All of the data below should be written out again exactly.

[Dataset items]
========
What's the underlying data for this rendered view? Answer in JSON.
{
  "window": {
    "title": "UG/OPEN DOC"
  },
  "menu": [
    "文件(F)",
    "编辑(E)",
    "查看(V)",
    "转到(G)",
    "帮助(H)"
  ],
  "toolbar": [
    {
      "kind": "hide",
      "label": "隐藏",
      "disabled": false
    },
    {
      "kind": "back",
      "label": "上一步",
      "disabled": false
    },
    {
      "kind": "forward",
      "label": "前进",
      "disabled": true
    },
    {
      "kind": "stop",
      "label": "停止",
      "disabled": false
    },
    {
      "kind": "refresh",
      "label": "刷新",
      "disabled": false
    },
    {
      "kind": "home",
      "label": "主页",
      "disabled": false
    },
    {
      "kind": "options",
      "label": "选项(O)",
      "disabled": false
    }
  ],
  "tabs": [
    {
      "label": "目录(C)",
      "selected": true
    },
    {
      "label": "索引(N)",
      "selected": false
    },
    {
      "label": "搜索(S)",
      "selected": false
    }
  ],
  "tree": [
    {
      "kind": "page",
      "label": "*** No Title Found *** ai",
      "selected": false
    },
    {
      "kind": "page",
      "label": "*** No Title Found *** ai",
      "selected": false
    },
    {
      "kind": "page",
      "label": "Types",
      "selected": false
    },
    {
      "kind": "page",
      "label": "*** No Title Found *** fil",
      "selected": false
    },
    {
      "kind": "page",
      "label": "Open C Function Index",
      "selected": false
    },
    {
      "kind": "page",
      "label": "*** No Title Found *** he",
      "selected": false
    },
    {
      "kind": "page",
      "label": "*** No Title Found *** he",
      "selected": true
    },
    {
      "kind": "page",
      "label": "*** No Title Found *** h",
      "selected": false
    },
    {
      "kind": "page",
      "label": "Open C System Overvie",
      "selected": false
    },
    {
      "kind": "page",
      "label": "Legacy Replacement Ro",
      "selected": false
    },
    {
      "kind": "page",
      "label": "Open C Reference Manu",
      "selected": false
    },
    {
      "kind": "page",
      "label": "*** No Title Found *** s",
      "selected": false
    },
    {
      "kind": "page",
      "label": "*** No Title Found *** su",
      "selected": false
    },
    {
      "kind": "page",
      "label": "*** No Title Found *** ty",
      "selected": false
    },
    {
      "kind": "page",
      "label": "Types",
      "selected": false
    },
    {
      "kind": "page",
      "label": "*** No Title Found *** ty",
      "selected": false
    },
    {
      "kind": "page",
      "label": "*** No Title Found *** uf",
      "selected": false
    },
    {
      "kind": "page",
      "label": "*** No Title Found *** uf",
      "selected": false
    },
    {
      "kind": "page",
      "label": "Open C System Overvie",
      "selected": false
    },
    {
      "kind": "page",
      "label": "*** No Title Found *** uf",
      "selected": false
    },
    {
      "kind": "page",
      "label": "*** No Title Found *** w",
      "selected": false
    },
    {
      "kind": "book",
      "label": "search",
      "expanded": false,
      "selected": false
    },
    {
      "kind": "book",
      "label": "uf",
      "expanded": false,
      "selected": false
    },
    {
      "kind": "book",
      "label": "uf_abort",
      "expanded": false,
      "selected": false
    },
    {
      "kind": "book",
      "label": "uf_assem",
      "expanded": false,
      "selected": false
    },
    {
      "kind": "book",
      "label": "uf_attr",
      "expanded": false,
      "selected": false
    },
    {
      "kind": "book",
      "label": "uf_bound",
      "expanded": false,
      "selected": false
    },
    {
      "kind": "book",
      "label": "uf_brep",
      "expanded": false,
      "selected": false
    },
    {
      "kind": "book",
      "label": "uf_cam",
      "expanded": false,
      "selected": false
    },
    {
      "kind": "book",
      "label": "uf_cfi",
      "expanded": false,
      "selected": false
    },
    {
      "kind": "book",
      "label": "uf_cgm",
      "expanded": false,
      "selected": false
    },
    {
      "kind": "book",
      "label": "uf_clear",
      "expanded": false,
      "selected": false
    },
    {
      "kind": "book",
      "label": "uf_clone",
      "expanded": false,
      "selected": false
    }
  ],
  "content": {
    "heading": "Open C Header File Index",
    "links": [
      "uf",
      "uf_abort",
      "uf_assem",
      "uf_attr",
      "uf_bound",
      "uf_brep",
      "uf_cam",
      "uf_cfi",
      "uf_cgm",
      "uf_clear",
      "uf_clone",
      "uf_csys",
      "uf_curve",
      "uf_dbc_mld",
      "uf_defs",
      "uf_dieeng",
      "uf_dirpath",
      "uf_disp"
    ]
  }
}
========
**Answer below:**
What's the underlying data for this rendered view? Answer in JSON.
{
  "window": {
    "title": "UG/OPEN DOC"
  },
  "menu": [
    "文件(F)",
    "编辑(E)",
    "查看(V)",
    "转到(G)",
    "帮助(H)"
  ],
  "toolbar": [
    {
      "kind": "hide",
      "label": "隐藏",
      "disabled": false
    },
    {
      "kind": "back",
      "label": "上一步",
      "disabled": false
    },
    {
      "kind": "forward",
      "label": "前进",
      "disabled": true
    },
    {
      "kind": "stop",
      "label": "停止",
      "disabled": false
    },
    {
      "kind": "refresh",
      "label": "刷新",
      "disabled": false
    },
    {
      "kind": "home",
      "label": "主页",
      "disabled": false
    },
    {
      "kind": "options",
      "label": "选项(O)",
      "disabled": false
    }
  ],
  "tabs": [
    {
      "label": "目录(C)",
      "selected": true
    },
    {
      "label": "索引(N)",
      "selected": false
    },
    {
      "label": "搜索(S)",
      "selected": false
    }
  ],
  "tree": [
    {
      "kind": "page",
      "label": "*** No Title Found *** ai",
      "selected": false
    },
    {
      "kind": "page",
      "label": "*** No Title Found *** ai",
      "selected": false
    },
    {
      "kind": "page",
      "label": "Types",
      "selected": false
    },
    {
      "kind": "page",
      "label": "*** No Title Found *** fil",
      "selected": false
    },
    {
      "kind": "page",
      "label": "Open C Function Index",
      "selected": false
    },
    {
      "kind": "page",
      "label": "*** No Title Found *** he",
      "selected": false
    },
    {
      "kind": "page",
      "label": "*** No Title Found *** he",
      "selected": true
    },
    {
      "kind": "page",
      "label": "*** No Title Found *** h",
      "selected": false
    },
    {
      "kind": "page",
      "label": "Open C System Overvie",
      "selected": false
    },
    {
      "kind": "page",
      "label": "Legacy Replacement Ro",
      "selected": false
    },
    {
      "kind": "page",
      "label": "Open C Reference Manu",
      "selected": false
    },
    {
      "kind": "page",
      "label": "*** No Title Found *** s",
      "selected": false
    },
    {
      "kind": "page",
      "label": "*** No Title Found *** su",
      "selected": false
    },
    {
      "kind": "page",
      "label": "*** No Title Found *** ty",
      "selected": false
    },
    {
      "kind": "page",
      "label": "Types",
      "selected": false
    },
    {
      "kind": "page",
      "label": "*** No Title Found *** ty",
      "selected": false
    },
    {
      "kind": "page",
      "label": "*** No Title Found *** uf",
      "selected": false
    },
    {
      "kind": "page",
      "label": "*** No Title Found *** uf",
      "selected": false
    },
    {
      "kind": "page",
      "label": "Open C System Overvie",
      "selected": false
    },
    {
      "kind": "page",
      "label": "*** No Title Found *** uf",
      "selected": false
    },
    {
      "kind": "page",
      "label": "*** No Title Found *** w",
      "selected": false
    },
    {
      "kind": "book",
      "label": "search",
      "expanded": false,
      "selected": false
    },
    {
      "kind": "book",
      "label": "uf",
      "expanded": false,
      "selected": false
    },
    {
      "kind": "book",
      "label": "uf_abort",
      "expanded": false,
      "selected": false
    },
    {
      "kind": "book",
      "label": "uf_assem",
      "expanded": false,
      "selected": false
    },
    {
      "kind": "book",
      "label": "uf_attr",
      "expanded": false,
      "selected": false
    },
    {
      "kind": "book",
      "label": "uf_bound",
      "expanded": false,
      "selected": false
    },
    {
      "kind": "book",
      "label": "uf_brep",
      "expanded": false,
      "selected": false
    },
    {
      "kind": "book",
      "label": "uf_cam",
      "expanded": false,
      "selected": false
    },
    {
      "kind": "book",
      "label": "uf_cfi",
      "expanded": false,
      "selected": false
    },
    {
      "kind": "book",
      "label": "uf_cgm",
      "expanded": false,
      "selected": false
    },
    {
      "kind": "book",
      "label": "uf_clear",
      "expanded": false,
      "selected": false
    },
    {
      "kind": "book",
      "label": "uf_clone",
      "expanded": false,
      "selected": false
    }
  ],
  "content": {
    "heading": "Open C Header File Index",
    "links": [
      "uf",
      "uf_abort",
      "uf_assem",
      "uf_attr",
      "uf_bound",
      "uf_brep",
      "uf_cam",
      "uf_cfi",
      "uf_cgm",
      "uf_clear",
      "uf_clone",
      "uf_csys",
      "uf_curve",
      "uf_dbc_mld",
      "uf_defs",
      "uf_dieeng",
      "uf_dirpath",
      "uf_disp"
    ]
  }
}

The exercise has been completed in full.